The web might extend to Davajon. For example, the woman who sold him 1905 Glen Oak Dr., Gostsia Pavlov, has a similar pattern in her real estate transactions. A buyer purchased a house in Glenview in 2004 for $350,000, and in 2007 sold the house to Pavlov for more than three times that, $1.25 million.

Davajon filed for Chapter 7 bankruptcy in 2011. He also has multiple tax liens filed against him. An exhibit of his bankruptcy case is a prior lawsuit connecting him with real estate fraud in relation to a property he owned in California.

Thomas McNulty, a mortgage expert and real estate attorney at Neal Gerber & Eisenberg in Chicago, said that the pattern of buying, inflating the value and selling “could indicate a pattern of fraud which flourished under the real estate bubble and the bad lending practices of banks.”

He explained that such a “scheme would be to keep inflating the price of the house by colluding with others to enter a contract at a crazy price … obtain an appraisal from someone in collusion with you, and close the ‘sale’ and take the money. Kind of a Ponzi scheme as you keep doing it over and over.”
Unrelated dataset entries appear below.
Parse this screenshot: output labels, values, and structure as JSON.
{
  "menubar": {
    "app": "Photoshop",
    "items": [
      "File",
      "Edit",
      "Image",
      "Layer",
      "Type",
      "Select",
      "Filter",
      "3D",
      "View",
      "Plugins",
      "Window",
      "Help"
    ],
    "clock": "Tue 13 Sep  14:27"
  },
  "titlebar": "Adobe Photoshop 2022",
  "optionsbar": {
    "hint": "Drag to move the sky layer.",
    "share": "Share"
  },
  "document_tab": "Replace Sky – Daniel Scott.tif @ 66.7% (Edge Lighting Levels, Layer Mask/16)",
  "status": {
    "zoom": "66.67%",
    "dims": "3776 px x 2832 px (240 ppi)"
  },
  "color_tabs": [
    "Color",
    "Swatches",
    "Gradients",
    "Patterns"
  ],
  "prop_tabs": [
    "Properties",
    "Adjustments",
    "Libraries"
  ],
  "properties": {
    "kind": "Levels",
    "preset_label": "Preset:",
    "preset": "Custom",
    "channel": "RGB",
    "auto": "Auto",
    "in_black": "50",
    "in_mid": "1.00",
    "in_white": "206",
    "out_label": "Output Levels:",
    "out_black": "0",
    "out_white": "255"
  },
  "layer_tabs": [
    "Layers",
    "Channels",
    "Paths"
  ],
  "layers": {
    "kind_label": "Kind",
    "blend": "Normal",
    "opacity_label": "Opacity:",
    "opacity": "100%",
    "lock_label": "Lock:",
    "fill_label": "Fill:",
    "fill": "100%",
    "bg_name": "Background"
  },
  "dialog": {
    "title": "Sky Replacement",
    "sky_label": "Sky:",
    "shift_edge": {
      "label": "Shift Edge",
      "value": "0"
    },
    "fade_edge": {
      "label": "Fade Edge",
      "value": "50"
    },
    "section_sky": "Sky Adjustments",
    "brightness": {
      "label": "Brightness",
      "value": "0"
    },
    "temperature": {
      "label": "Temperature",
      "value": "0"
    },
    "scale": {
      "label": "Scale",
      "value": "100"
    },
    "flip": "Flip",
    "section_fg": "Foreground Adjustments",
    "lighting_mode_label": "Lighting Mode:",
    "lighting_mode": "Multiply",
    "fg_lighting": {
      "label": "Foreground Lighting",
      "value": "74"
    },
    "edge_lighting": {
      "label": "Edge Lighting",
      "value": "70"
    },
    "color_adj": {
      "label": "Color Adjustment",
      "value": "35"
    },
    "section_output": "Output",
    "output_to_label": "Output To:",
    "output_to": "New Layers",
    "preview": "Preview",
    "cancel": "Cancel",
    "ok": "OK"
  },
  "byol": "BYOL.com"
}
The loser is “the banks,” said McNulty, who “wind up on the short end, of course, with a bankruptcy filed by the borrower and collateral not nearly worth the loans.”

These transactions require the cooperation of an appraiser, retained by the lending bank.

“Back then some appraisers were reckless or lazy or corrupt and could be persuaded to produce report at a designated amount,” McNulty said.